→ TASK DATA
—————
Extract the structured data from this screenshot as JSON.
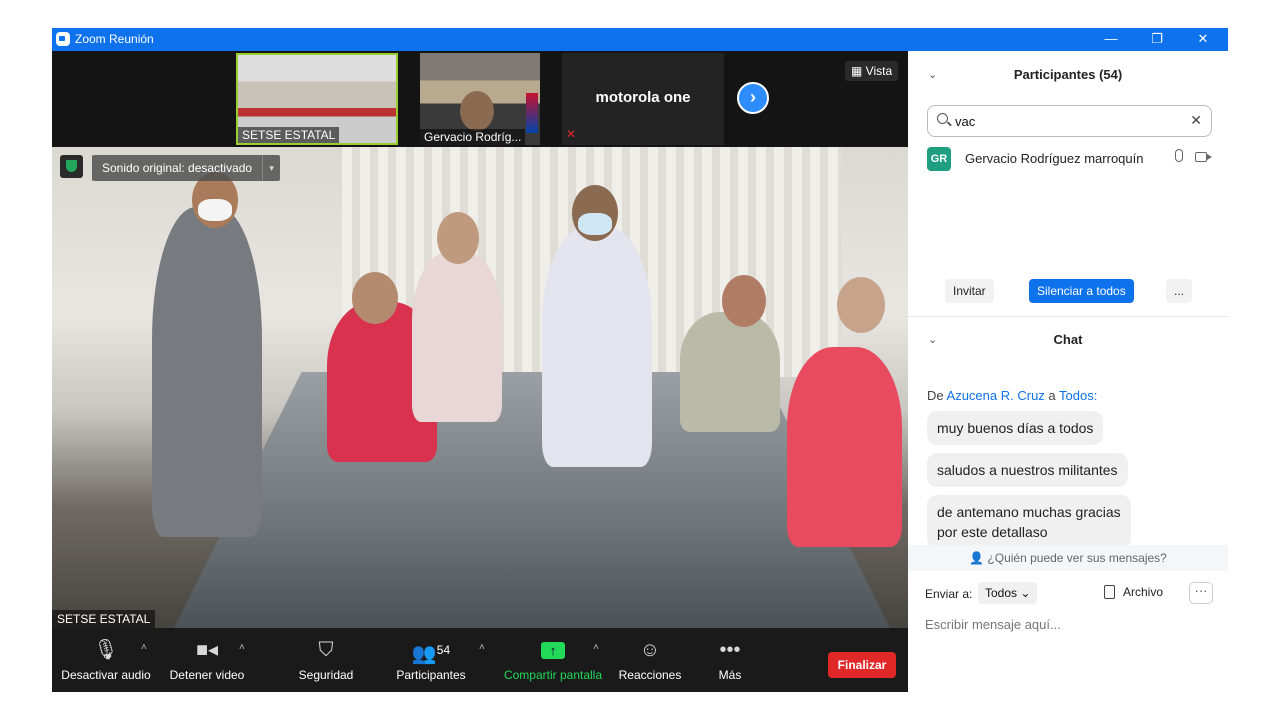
{
  "window": {
    "title": "Zoom Reunión",
    "minimize": "—",
    "restore": "❐",
    "close": "✕"
  },
  "strip": {
    "thumbs": [
      {
        "label": "SETSE ESTATAL"
      },
      {
        "label": "Gervacio Rodríg..."
      },
      {
        "name": "motorola one"
      }
    ],
    "next": "›",
    "view_label": "▦ Vista"
  },
  "main_video": {
    "sound_label": "Sonido original: desactivado",
    "sound_dropdown": "▾",
    "name_label": "SETSE ESTATAL"
  },
  "toolbar": {
    "audio": {
      "icon": "microphone-icon",
      "label": "Desactivar audio"
    },
    "video": {
      "icon": "video-camera-icon",
      "label": "Detener video"
    },
    "security": {
      "icon": "shield-icon",
      "label": "Seguridad"
    },
    "participants": {
      "icon": "participants-icon",
      "label": "Participantes",
      "count": "54"
    },
    "share": {
      "icon": "share-screen-icon",
      "label": "Compartir pantalla",
      "glyph": "↑"
    },
    "reactions": {
      "icon": "emoji-icon",
      "label": "Reacciones"
    },
    "more": {
      "icon": "more-icon",
      "label": "Más"
    },
    "caret": "˄",
    "end_label": "Finalizar"
  },
  "participants_panel": {
    "title": "Participantes (54)",
    "search_value": "vac",
    "clear": "✕",
    "participant": {
      "initials": "GR",
      "name": "Gervacio Rodríguez marroquín"
    },
    "buttons": {
      "invite": "Invitar",
      "mute_all": "Silenciar a todos",
      "more": "..."
    }
  },
  "chat_panel": {
    "title": "Chat",
    "from_prefix": "De",
    "from_sender": "Azucena R. Cruz",
    "from_mid": "a",
    "from_target": "Todos:",
    "messages": [
      "muy buenos días a todos",
      "saludos a nuestros militantes",
      "de antemano muchas gracias",
      "por este detallaso"
    ],
    "who_can_see": "¿Quién puede ver sus mensajes?",
    "send_to_label": "Enviar a:",
    "send_to_value": "Todos ⌄",
    "file_label": "Archivo",
    "more": "···",
    "input_placeholder": "Escribir mensaje aquí..."
  },
  "colors": {
    "zoom_blue": "#0e72ed",
    "share_green": "#23d959",
    "end_red": "#e02828",
    "avatar_green": "#1f9e82"
  }
}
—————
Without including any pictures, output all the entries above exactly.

Extract the structured data from this screenshot as JSON.
{
  "window": {
    "title": "Zoom Reunión",
    "minimize": "—",
    "restore": "❐",
    "close": "✕"
  },
  "strip": {
    "thumbs": [
      {
        "label": "SETSE ESTATAL"
      },
      {
        "label": "Gervacio Rodríg..."
      },
      {
        "name": "motorola one"
      }
    ],
    "next": "›",
    "view_label": "▦ Vista"
  },
  "main_video": {
    "sound_label": "Sonido original: desactivado",
    "sound_dropdown": "▾",
    "name_label": "SETSE ESTATAL"
  },
  "toolbar": {
    "audio": {
      "icon": "microphone-icon",
      "label": "Desactivar audio"
    },
    "video": {
      "icon": "video-camera-icon",
      "label": "Detener video"
    },
    "security": {
      "icon": "shield-icon",
      "label": "Seguridad"
    },
    "participants": {
      "icon": "participants-icon",
      "label": "Participantes",
      "count": "54"
    },
    "share": {
      "icon": "share-screen-icon",
      "label": "Compartir pantalla",
      "glyph": "↑"
    },
    "reactions": {
      "icon": "emoji-icon",
      "label": "Reacciones"
    },
    "more": {
      "icon": "more-icon",
      "label": "Más"
    },
    "caret": "˄",
    "end_label": "Finalizar"
  },
  "participants_panel": {
    "title": "Participantes (54)",
    "search_value": "vac",
    "clear": "✕",
    "participant": {
      "initials": "GR",
      "name": "Gervacio Rodríguez marroquín"
    },
    "buttons": {
      "invite": "Invitar",
      "mute_all": "Silenciar a todos",
      "more": "..."
    }
  },
  "chat_panel": {
    "title": "Chat",
    "from_prefix": "De",
    "from_sender": "Azucena R. Cruz",
    "from_mid": "a",
    "from_target": "Todos:",
    "messages": [
      "muy buenos días a todos",
      "saludos a nuestros militantes",
      "de antemano muchas gracias",
      "por este detallaso"
    ],
    "who_can_see": "¿Quién puede ver sus mensajes?",
    "send_to_label": "Enviar a:",
    "send_to_value": "Todos ⌄",
    "file_label": "Archivo",
    "more": "···",
    "input_placeholder": "Escribir mensaje aquí..."
  },
  "colors": {
    "zoom_blue": "#0e72ed",
    "share_green": "#23d959",
    "end_red": "#e02828",
    "avatar_green": "#1f9e82"
  }
}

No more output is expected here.